## Exercise description
Your answer should repeat the entries in full, exactly as given, with no pictures.

## Records
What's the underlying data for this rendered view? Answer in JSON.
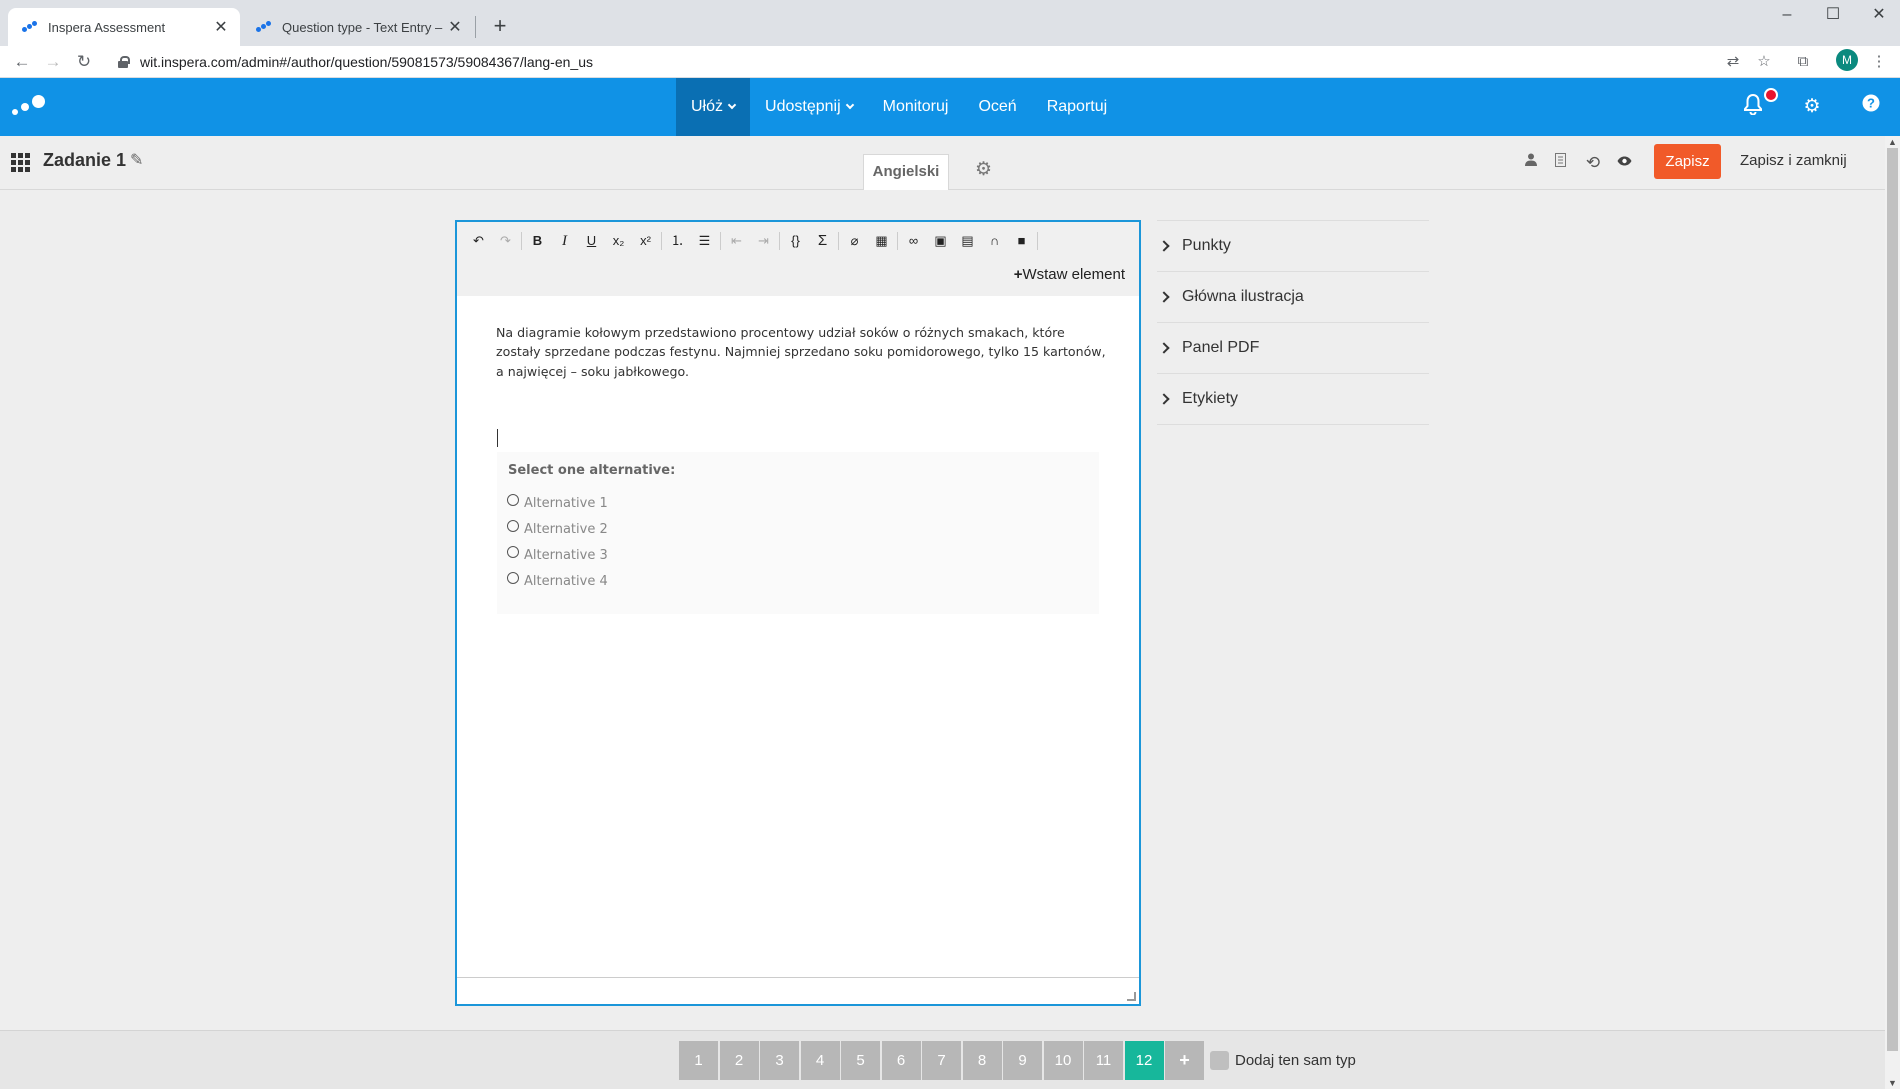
{
  "browser": {
    "tabs": [
      {
        "title": "Inspera Assessment",
        "active": true
      },
      {
        "title": "Question type - Text Entry – Insp",
        "active": false
      }
    ],
    "url": "wit.inspera.com/admin#/author/question/59081573/59084367/lang-en_us",
    "profile_initial": "M"
  },
  "appbar": {
    "nav": [
      {
        "label": "Ułóż",
        "dropdown": true,
        "active": true
      },
      {
        "label": "Udostępnij",
        "dropdown": true,
        "active": false
      },
      {
        "label": "Monitoruj"
      },
      {
        "label": "Oceń"
      },
      {
        "label": "Raportuj"
      }
    ],
    "icons": [
      "bell-icon",
      "gear-icon",
      "help-icon"
    ],
    "accent": "#1092e6"
  },
  "subbar": {
    "title": "Zadanie 1",
    "language_tab": "Angielski",
    "save_label": "Zapisz",
    "save_close_label": "Zapisz i zamknij",
    "save_color": "#f15a29"
  },
  "editor": {
    "insert_label": "Wstaw element",
    "body_text": "Na diagramie kołowym przedstawiono procentowy udział soków o różnych smakach, które zostały sprzedane podczas festynu. Najmniej sprzedano soku pomidorowego, tylko 15 kartonów, a najwięcej – soku jabłkowego.",
    "choice": {
      "title": "Select one alternative:",
      "alternatives": [
        "Alternative 1",
        "Alternative 2",
        "Alternative 3",
        "Alternative 4"
      ]
    }
  },
  "panel": {
    "sections": [
      "Punkty",
      "Główna ilustracja",
      "Panel PDF",
      "Etykiety"
    ]
  },
  "bottombar": {
    "pages": [
      "1",
      "2",
      "3",
      "4",
      "5",
      "6",
      "7",
      "8",
      "9",
      "10",
      "11",
      "12"
    ],
    "active_page": "12",
    "add_label": "+",
    "same_type_label": "Dodaj ten sam typ",
    "active_color": "#17b79b"
  }
}
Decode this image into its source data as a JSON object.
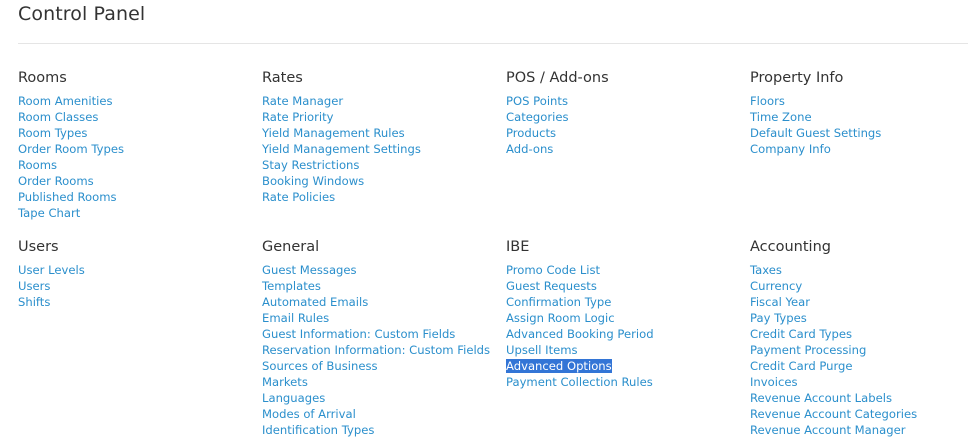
{
  "page": {
    "title": "Control Panel"
  },
  "sections": {
    "rooms": {
      "title": "Rooms",
      "items": [
        "Room Amenities",
        "Room Classes",
        "Room Types",
        "Order Room Types",
        "Rooms",
        "Order Rooms",
        "Published Rooms",
        "Tape Chart"
      ]
    },
    "rates": {
      "title": "Rates",
      "items": [
        "Rate Manager",
        "Rate Priority",
        "Yield Management Rules",
        "Yield Management Settings",
        "Stay Restrictions",
        "Booking Windows",
        "Rate Policies"
      ]
    },
    "pos": {
      "title": "POS / Add-ons",
      "items": [
        "POS Points",
        "Categories",
        "Products",
        "Add-ons"
      ]
    },
    "property": {
      "title": "Property Info",
      "items": [
        "Floors",
        "Time Zone",
        "Default Guest Settings",
        "Company Info"
      ]
    },
    "users": {
      "title": "Users",
      "items": [
        "User Levels",
        "Users",
        "Shifts"
      ]
    },
    "general": {
      "title": "General",
      "items": [
        "Guest Messages",
        "Templates",
        "Automated Emails",
        "Email Rules",
        "Guest Information: Custom Fields",
        "Reservation Information: Custom Fields",
        "Sources of Business",
        "Markets",
        "Languages",
        "Modes of Arrival",
        "Identification Types"
      ]
    },
    "ibe": {
      "title": "IBE",
      "items": [
        "Promo Code List",
        "Guest Requests",
        "Confirmation Type",
        "Assign Room Logic",
        "Advanced Booking Period",
        "Upsell Items",
        "Advanced Options",
        "Payment Collection Rules"
      ],
      "selected_item": "Advanced Options"
    },
    "accounting": {
      "title": "Accounting",
      "items": [
        "Taxes",
        "Currency",
        "Fiscal Year",
        "Pay Types",
        "Credit Card Types",
        "Payment Processing",
        "Credit Card Purge",
        "Invoices",
        "Revenue Account Labels",
        "Revenue Account Categories",
        "Revenue Account Manager"
      ]
    }
  },
  "colors": {
    "link": "#2b8fcc",
    "heading": "#333333",
    "selection_bg": "#3375d6",
    "divider": "#e5e5e5"
  }
}
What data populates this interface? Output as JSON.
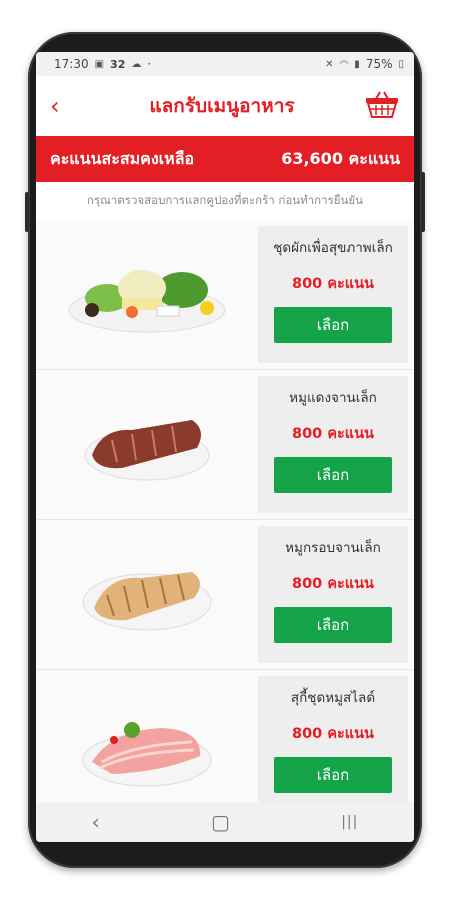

## Problem solution
What's the underlying data for this rendered view? Answer in JSON.
{
  "browser": {
    "tabs": [
      {
        "title": "Inspera Assessment",
        "active": true
      },
      {
        "title": "Question type - Text Entry – Insp",
        "active": false
      }
    ],
    "url": "wit.inspera.com/admin#/author/question/59081573/59084367/lang-en_us",
    "profile_initial": "M"
  },
  "appbar": {
    "nav": [
      {
        "label": "Ułóż",
        "dropdown": true,
        "active": true
      },
      {
        "label": "Udostępnij",
        "dropdown": true,
        "active": false
      },
      {
        "label": "Monitoruj"
      },
      {
        "label": "Oceń"
      },
      {
        "label": "Raportuj"
      }
    ],
    "icons": [
      "bell-icon",
      "gear-icon",
      "help-icon"
    ],
    "accent": "#1092e6"
  },
  "subbar": {
    "title": "Zadanie 1",
    "language_tab": "Angielski",
    "save_label": "Zapisz",
    "save_close_label": "Zapisz i zamknij",
    "save_color": "#f15a29"
  },
  "editor": {
    "insert_label": "Wstaw element",
    "body_text": "Na diagramie kołowym przedstawiono procentowy udział soków o różnych smakach, które zostały sprzedane podczas festynu. Najmniej sprzedano soku pomidorowego, tylko 15 kartonów, a najwięcej – soku jabłkowego.",
    "choice": {
      "title": "Select one alternative:",
      "alternatives": [
        "Alternative 1",
        "Alternative 2",
        "Alternative 3",
        "Alternative 4"
      ]
    }
  },
  "panel": {
    "sections": [
      "Punkty",
      "Główna ilustracja",
      "Panel PDF",
      "Etykiety"
    ]
  },
  "bottombar": {
    "pages": [
      "1",
      "2",
      "3",
      "4",
      "5",
      "6",
      "7",
      "8",
      "9",
      "10",
      "11",
      "12"
    ],
    "active_page": "12",
    "add_label": "+",
    "same_type_label": "Dodaj ten sam typ",
    "active_color": "#17b79b"
  }
}
Decode this image into its source data as a JSON object.
{
  "page": {
    "title": "Control Panel"
  },
  "sections": {
    "rooms": {
      "title": "Rooms",
      "items": [
        "Room Amenities",
        "Room Classes",
        "Room Types",
        "Order Room Types",
        "Rooms",
        "Order Rooms",
        "Published Rooms",
        "Tape Chart"
      ]
    },
    "rates": {
      "title": "Rates",
      "items": [
        "Rate Manager",
        "Rate Priority",
        "Yield Management Rules",
        "Yield Management Settings",
        "Stay Restrictions",
        "Booking Windows",
        "Rate Policies"
      ]
    },
    "pos": {
      "title": "POS / Add-ons",
      "items": [
        "POS Points",
        "Categories",
        "Products",
        "Add-ons"
      ]
    },
    "property": {
      "title": "Property Info",
      "items": [
        "Floors",
        "Time Zone",
        "Default Guest Settings",
        "Company Info"
      ]
    },
    "users": {
      "title": "Users",
      "items": [
        "User Levels",
        "Users",
        "Shifts"
      ]
    },
    "general": {
      "title": "General",
      "items": [
        "Guest Messages",
        "Templates",
        "Automated Emails",
        "Email Rules",
        "Guest Information: Custom Fields",
        "Reservation Information: Custom Fields",
        "Sources of Business",
        "Markets",
        "Languages",
        "Modes of Arrival",
        "Identification Types"
      ]
    },
    "ibe": {
      "title": "IBE",
      "items": [
        "Promo Code List",
        "Guest Requests",
        "Confirmation Type",
        "Assign Room Logic",
        "Advanced Booking Period",
        "Upsell Items",
        "Advanced Options",
        "Payment Collection Rules"
      ],
      "selected_item": "Advanced Options"
    },
    "accounting": {
      "title": "Accounting",
      "items": [
        "Taxes",
        "Currency",
        "Fiscal Year",
        "Pay Types",
        "Credit Card Types",
        "Payment Processing",
        "Credit Card Purge",
        "Invoices",
        "Revenue Account Labels",
        "Revenue Account Categories",
        "Revenue Account Manager"
      ]
    }
  },
  "colors": {
    "link": "#2b8fcc",
    "heading": "#333333",
    "selection_bg": "#3375d6",
    "divider": "#e5e5e5"
  }
}
What data populates this interface? Output as JSON.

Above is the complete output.